**What the exercise asks**: Copy all the data exactly, except the pictures.

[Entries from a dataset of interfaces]
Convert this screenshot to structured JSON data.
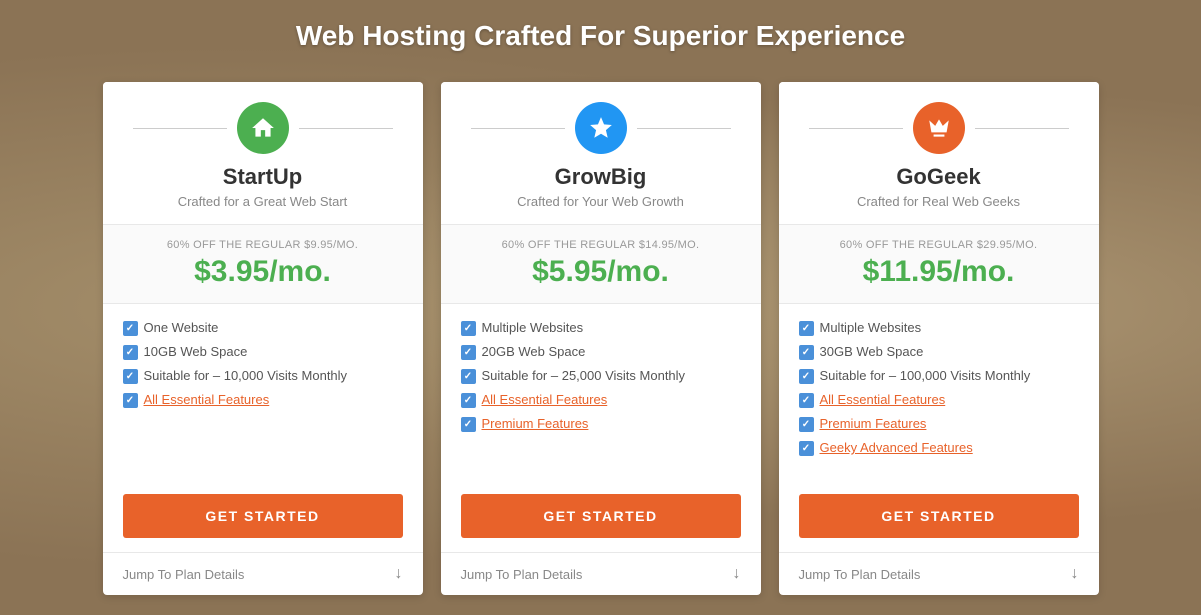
{
  "page": {
    "title": "Web Hosting Crafted For Superior Experience"
  },
  "plans": [
    {
      "id": "startup",
      "icon_type": "green",
      "icon_name": "home",
      "name": "StartUp",
      "tagline": "Crafted for a Great Web Start",
      "discount_text": "60% OFF THE REGULAR $9.95/MO.",
      "price": "$3.95/mo.",
      "features": [
        {
          "text": "One Website",
          "link": false
        },
        {
          "text": "10GB Web Space",
          "link": false
        },
        {
          "text": "Suitable for – 10,000 Visits Monthly",
          "link": false
        },
        {
          "text": "All Essential Features",
          "link": true
        }
      ],
      "cta_label": "GET STARTED",
      "footer_label": "Jump To Plan Details"
    },
    {
      "id": "growbig",
      "icon_type": "blue",
      "icon_name": "star",
      "name": "GrowBig",
      "tagline": "Crafted for Your Web Growth",
      "discount_text": "60% OFF THE REGULAR $14.95/MO.",
      "price": "$5.95/mo.",
      "features": [
        {
          "text": "Multiple Websites",
          "link": false
        },
        {
          "text": "20GB Web Space",
          "link": false
        },
        {
          "text": "Suitable for – 25,000 Visits Monthly",
          "link": false
        },
        {
          "text": "All Essential Features",
          "link": true
        },
        {
          "text": "Premium Features",
          "link": true
        }
      ],
      "cta_label": "GET STARTED",
      "footer_label": "Jump To Plan Details"
    },
    {
      "id": "gogeek",
      "icon_type": "orange",
      "icon_name": "crown",
      "name": "GoGeek",
      "tagline": "Crafted for Real Web Geeks",
      "discount_text": "60% OFF THE REGULAR $29.95/MO.",
      "price": "$11.95/mo.",
      "features": [
        {
          "text": "Multiple Websites",
          "link": false
        },
        {
          "text": "30GB Web Space",
          "link": false
        },
        {
          "text": "Suitable for – 100,000 Visits Monthly",
          "link": false
        },
        {
          "text": "All Essential Features",
          "link": true
        },
        {
          "text": "Premium Features",
          "link": true
        },
        {
          "text": "Geeky Advanced Features",
          "link": true
        }
      ],
      "cta_label": "GET STARTED",
      "footer_label": "Jump To Plan Details"
    }
  ]
}
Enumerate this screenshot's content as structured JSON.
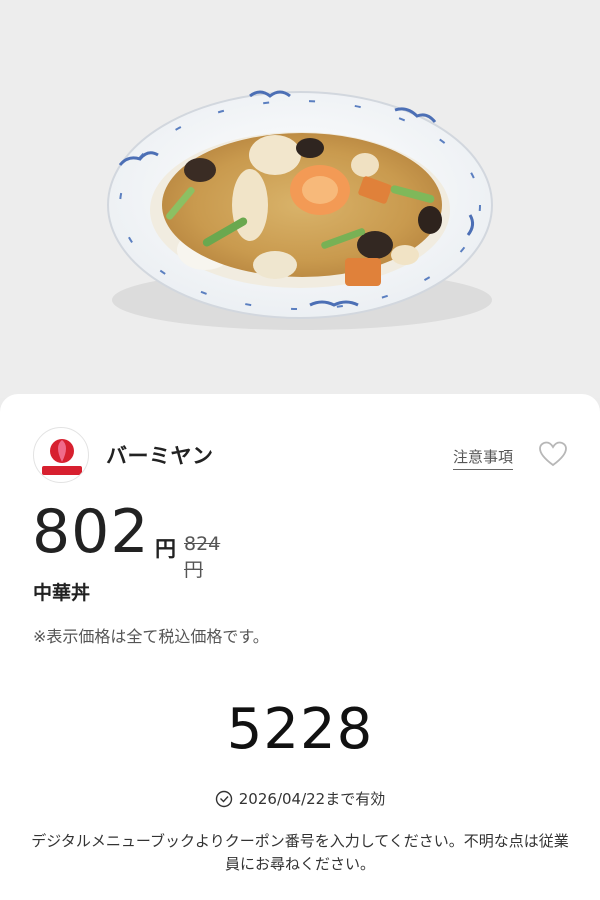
{
  "hero": {
    "image": "chuka-don-bowl-photo"
  },
  "shop": {
    "name": "バーミヤン",
    "logo": "bamiyan-logo"
  },
  "links": {
    "notes": "注意事項"
  },
  "icons": {
    "favorite": "heart-outline-icon",
    "validity": "clock-icon"
  },
  "price": {
    "value": "802",
    "unit": "円",
    "original": "824円"
  },
  "item": {
    "name": "中華丼"
  },
  "tax_note": "※表示価格は全て税込価格です。",
  "coupon": {
    "code": "5228",
    "validity": "2026/04/22まで有効",
    "instructions": "デジタルメニューブックよりクーポン番号を入力してください。不明な点は従業員にお尋ねください。"
  },
  "colors": {
    "logo_red": "#d7202f",
    "logo_pink": "#f06a8a",
    "background": "#ececec",
    "card": "#ffffff"
  }
}
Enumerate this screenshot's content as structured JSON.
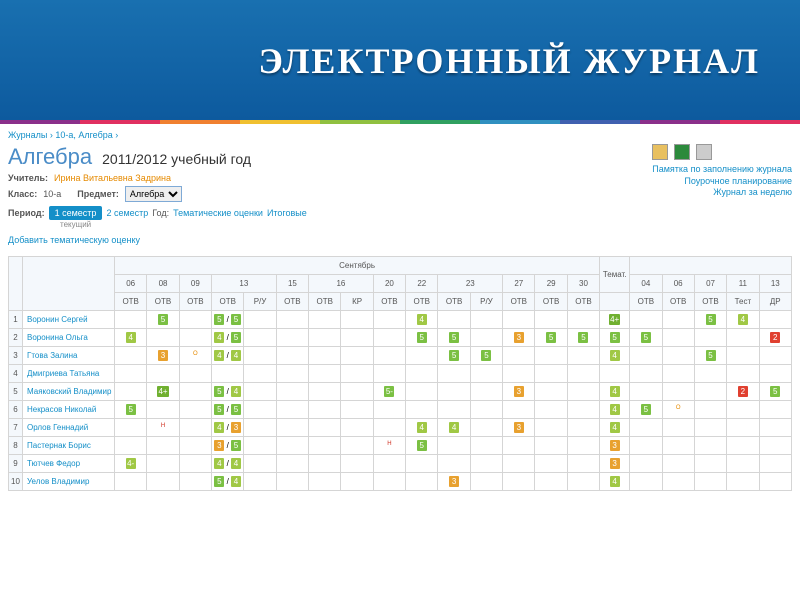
{
  "banner_title": "ЭЛЕКТРОННЫЙ ЖУРНАЛ",
  "stripe_colors": [
    "#8a2f8a",
    "#e03060",
    "#f08030",
    "#f0c030",
    "#90c040",
    "#30a060",
    "#3090c0",
    "#4060b0",
    "#8a2f8a",
    "#e03060"
  ],
  "breadcrumb": {
    "parts": [
      "Журналы",
      "10-а, Алгебра"
    ]
  },
  "subject": "Алгебра",
  "year": "2011/2012 учебный год",
  "meta": {
    "teacher_label": "Учитель:",
    "teacher": "Ирина Витальевна Задрина",
    "class_label": "Класс:",
    "class": "10-а",
    "subject_label": "Предмет:",
    "subject_value": "Алгебра"
  },
  "period": {
    "label": "Период:",
    "active": "1 семестр",
    "sem2": "2 семестр",
    "year": "Год:",
    "thematic": "Тематические оценки",
    "final": "Итоговые",
    "current": "текущий"
  },
  "add_thematic": "Добавить тематическую оценку",
  "right_links": [
    "Памятка по заполнению журнала",
    "Поурочное планирование",
    "Журнал за неделю"
  ],
  "month": "Сентябрь",
  "cols": [
    {
      "d": "06",
      "t": "ОТВ"
    },
    {
      "d": "08",
      "t": "ОТВ"
    },
    {
      "d": "09",
      "t": "ОТВ"
    },
    {
      "d": "13",
      "t": "ОТВ",
      "w": 2
    },
    {
      "d": "",
      "t": "Р/У"
    },
    {
      "d": "15",
      "t": "ОТВ"
    },
    {
      "d": "16",
      "t": "ОТВ"
    },
    {
      "d": "",
      "t": "КР"
    },
    {
      "d": "20",
      "t": "ОТВ"
    },
    {
      "d": "22",
      "t": "ОТВ"
    },
    {
      "d": "23",
      "t": "ОТВ",
      "w": 2
    },
    {
      "d": "",
      "t": "Р/У"
    },
    {
      "d": "27",
      "t": "ОТВ"
    },
    {
      "d": "29",
      "t": "ОТВ"
    },
    {
      "d": "30",
      "t": "ОТВ"
    },
    {
      "d": "Темат.",
      "t": ""
    },
    {
      "d": "04",
      "t": "ОТВ"
    },
    {
      "d": "06",
      "t": "ОТВ"
    },
    {
      "d": "07",
      "t": "ОТВ"
    },
    {
      "d": "11",
      "t": "Тест"
    },
    {
      "d": "13",
      "t": "ДР"
    }
  ],
  "students": [
    {
      "n": "1",
      "name": "Воронин Сергей",
      "g": {
        "1": "5",
        "3": "5 / 5",
        "9": "4",
        "15": "4+",
        "18": "5",
        "19": "4"
      }
    },
    {
      "n": "2",
      "name": "Воронина Ольга",
      "g": {
        "0": "4",
        "3": "4 / 5",
        "9": "5",
        "10": "5",
        "12": "3",
        "13": "5",
        "14": "5",
        "15": "5",
        "16": "5",
        "20": "2"
      }
    },
    {
      "n": "3",
      "name": "Гтова Залина",
      "g": {
        "1": "3",
        "3": "4 / 4",
        "10": "5",
        "11": "5",
        "15": "4",
        "18": "5"
      },
      "o": {
        "2": "О"
      }
    },
    {
      "n": "4",
      "name": "Дмигриева Татьяна",
      "g": {}
    },
    {
      "n": "5",
      "name": "Маяковский Владимир",
      "g": {
        "1": "4+",
        "3": "5 / 4",
        "8": "5-",
        "12": "3",
        "15": "4",
        "19": "2",
        "20": "5"
      }
    },
    {
      "n": "6",
      "name": "Некрасов Николай",
      "g": {
        "0": "5",
        "3": "5 / 5",
        "15": "4",
        "16": "5"
      },
      "o": {
        "17": "О"
      }
    },
    {
      "n": "7",
      "name": "Орлов Геннадий",
      "g": {
        "3": "4 / 3",
        "9": "4",
        "10": "4",
        "12": "3",
        "15": "4"
      },
      "n2": {
        "1": "Н"
      }
    },
    {
      "n": "8",
      "name": "Пастернак Борис",
      "g": {
        "3": "3 / 5",
        "9": "5",
        "15": "3"
      },
      "n2": {
        "8": "Н"
      }
    },
    {
      "n": "9",
      "name": "Тютчев Федор",
      "g": {
        "0": "4-",
        "3": "4 / 4",
        "15": "3"
      }
    },
    {
      "n": "10",
      "name": "Уелов Владимир",
      "g": {
        "3": "5 / 4",
        "10": "3",
        "15": "4"
      }
    }
  ]
}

**Task response**:
Convert this screenshot to structured JSON data.
{
  "page": {
    "title": "Web Hosting Crafted For Superior Experience"
  },
  "plans": [
    {
      "id": "startup",
      "icon_type": "green",
      "icon_name": "home",
      "name": "StartUp",
      "tagline": "Crafted for a Great Web Start",
      "discount_text": "60% OFF THE REGULAR $9.95/MO.",
      "price": "$3.95/mo.",
      "features": [
        {
          "text": "One Website",
          "link": false
        },
        {
          "text": "10GB Web Space",
          "link": false
        },
        {
          "text": "Suitable for – 10,000 Visits Monthly",
          "link": false
        },
        {
          "text": "All Essential Features",
          "link": true
        }
      ],
      "cta_label": "GET STARTED",
      "footer_label": "Jump To Plan Details"
    },
    {
      "id": "growbig",
      "icon_type": "blue",
      "icon_name": "star",
      "name": "GrowBig",
      "tagline": "Crafted for Your Web Growth",
      "discount_text": "60% OFF THE REGULAR $14.95/MO.",
      "price": "$5.95/mo.",
      "features": [
        {
          "text": "Multiple Websites",
          "link": false
        },
        {
          "text": "20GB Web Space",
          "link": false
        },
        {
          "text": "Suitable for – 25,000 Visits Monthly",
          "link": false
        },
        {
          "text": "All Essential Features",
          "link": true
        },
        {
          "text": "Premium Features",
          "link": true
        }
      ],
      "cta_label": "GET STARTED",
      "footer_label": "Jump To Plan Details"
    },
    {
      "id": "gogeek",
      "icon_type": "orange",
      "icon_name": "crown",
      "name": "GoGeek",
      "tagline": "Crafted for Real Web Geeks",
      "discount_text": "60% OFF THE REGULAR $29.95/MO.",
      "price": "$11.95/mo.",
      "features": [
        {
          "text": "Multiple Websites",
          "link": false
        },
        {
          "text": "30GB Web Space",
          "link": false
        },
        {
          "text": "Suitable for – 100,000 Visits Monthly",
          "link": false
        },
        {
          "text": "All Essential Features",
          "link": true
        },
        {
          "text": "Premium Features",
          "link": true
        },
        {
          "text": "Geeky Advanced Features",
          "link": true
        }
      ],
      "cta_label": "GET STARTED",
      "footer_label": "Jump To Plan Details"
    }
  ]
}
Enumerate this screenshot's content as structured JSON.
{
  "hero": {
    "image": "chuka-don-bowl-photo"
  },
  "shop": {
    "name": "バーミヤン",
    "logo": "bamiyan-logo"
  },
  "links": {
    "notes": "注意事項"
  },
  "icons": {
    "favorite": "heart-outline-icon",
    "validity": "clock-icon"
  },
  "price": {
    "value": "802",
    "unit": "円",
    "original": "824円"
  },
  "item": {
    "name": "中華丼"
  },
  "tax_note": "※表示価格は全て税込価格です。",
  "coupon": {
    "code": "5228",
    "validity": "2026/04/22まで有効",
    "instructions": "デジタルメニューブックよりクーポン番号を入力してください。不明な点は従業員にお尋ねください。"
  },
  "colors": {
    "logo_red": "#d7202f",
    "logo_pink": "#f06a8a",
    "background": "#ececec",
    "card": "#ffffff"
  }
}
Enumerate this screenshot's content as structured JSON.
{
  "banner_title": "ЭЛЕКТРОННЫЙ ЖУРНАЛ",
  "stripe_colors": [
    "#8a2f8a",
    "#e03060",
    "#f08030",
    "#f0c030",
    "#90c040",
    "#30a060",
    "#3090c0",
    "#4060b0",
    "#8a2f8a",
    "#e03060"
  ],
  "breadcrumb": {
    "parts": [
      "Журналы",
      "10-а, Алгебра"
    ]
  },
  "subject": "Алгебра",
  "year": "2011/2012 учебный год",
  "meta": {
    "teacher_label": "Учитель:",
    "teacher": "Ирина Витальевна Задрина",
    "class_label": "Класс:",
    "class": "10-а",
    "subject_label": "Предмет:",
    "subject_value": "Алгебра"
  },
  "period": {
    "label": "Период:",
    "active": "1 семестр",
    "sem2": "2 семестр",
    "year": "Год:",
    "thematic": "Тематические оценки",
    "final": "Итоговые",
    "current": "текущий"
  },
  "add_thematic": "Добавить тематическую оценку",
  "right_links": [
    "Памятка по заполнению журнала",
    "Поурочное планирование",
    "Журнал за неделю"
  ],
  "month": "Сентябрь",
  "cols": [
    {
      "d": "06",
      "t": "ОТВ"
    },
    {
      "d": "08",
      "t": "ОТВ"
    },
    {
      "d": "09",
      "t": "ОТВ"
    },
    {
      "d": "13",
      "t": "ОТВ",
      "w": 2
    },
    {
      "d": "",
      "t": "Р/У"
    },
    {
      "d": "15",
      "t": "ОТВ"
    },
    {
      "d": "16",
      "t": "ОТВ"
    },
    {
      "d": "",
      "t": "КР"
    },
    {
      "d": "20",
      "t": "ОТВ"
    },
    {
      "d": "22",
      "t": "ОТВ"
    },
    {
      "d": "23",
      "t": "ОТВ",
      "w": 2
    },
    {
      "d": "",
      "t": "Р/У"
    },
    {
      "d": "27",
      "t": "ОТВ"
    },
    {
      "d": "29",
      "t": "ОТВ"
    },
    {
      "d": "30",
      "t": "ОТВ"
    },
    {
      "d": "Темат.",
      "t": ""
    },
    {
      "d": "04",
      "t": "ОТВ"
    },
    {
      "d": "06",
      "t": "ОТВ"
    },
    {
      "d": "07",
      "t": "ОТВ"
    },
    {
      "d": "11",
      "t": "Тест"
    },
    {
      "d": "13",
      "t": "ДР"
    }
  ],
  "students": [
    {
      "n": "1",
      "name": "Воронин Сергей",
      "g": {
        "1": "5",
        "3": "5 / 5",
        "9": "4",
        "15": "4+",
        "18": "5",
        "19": "4"
      }
    },
    {
      "n": "2",
      "name": "Воронина Ольга",
      "g": {
        "0": "4",
        "3": "4 / 5",
        "9": "5",
        "10": "5",
        "12": "3",
        "13": "5",
        "14": "5",
        "15": "5",
        "16": "5",
        "20": "2"
      }
    },
    {
      "n": "3",
      "name": "Гтова Залина",
      "g": {
        "1": "3",
        "3": "4 / 4",
        "10": "5",
        "11": "5",
        "15": "4",
        "18": "5"
      },
      "o": {
        "2": "О"
      }
    },
    {
      "n": "4",
      "name": "Дмигриева Татьяна",
      "g": {}
    },
    {
      "n": "5",
      "name": "Маяковский Владимир",
      "g": {
        "1": "4+",
        "3": "5 / 4",
        "8": "5-",
        "12": "3",
        "15": "4",
        "19": "2",
        "20": "5"
      }
    },
    {
      "n": "6",
      "name": "Некрасов Николай",
      "g": {
        "0": "5",
        "3": "5 / 5",
        "15": "4",
        "16": "5"
      },
      "o": {
        "17": "О"
      }
    },
    {
      "n": "7",
      "name": "Орлов Геннадий",
      "g": {
        "3": "4 / 3",
        "9": "4",
        "10": "4",
        "12": "3",
        "15": "4"
      },
      "n2": {
        "1": "Н"
      }
    },
    {
      "n": "8",
      "name": "Пастернак Борис",
      "g": {
        "3": "3 / 5",
        "9": "5",
        "15": "3"
      },
      "n2": {
        "8": "Н"
      }
    },
    {
      "n": "9",
      "name": "Тютчев Федор",
      "g": {
        "0": "4-",
        "3": "4 / 4",
        "15": "3"
      }
    },
    {
      "n": "10",
      "name": "Уелов Владимир",
      "g": {
        "3": "5 / 4",
        "10": "3",
        "15": "4"
      }
    }
  ]
}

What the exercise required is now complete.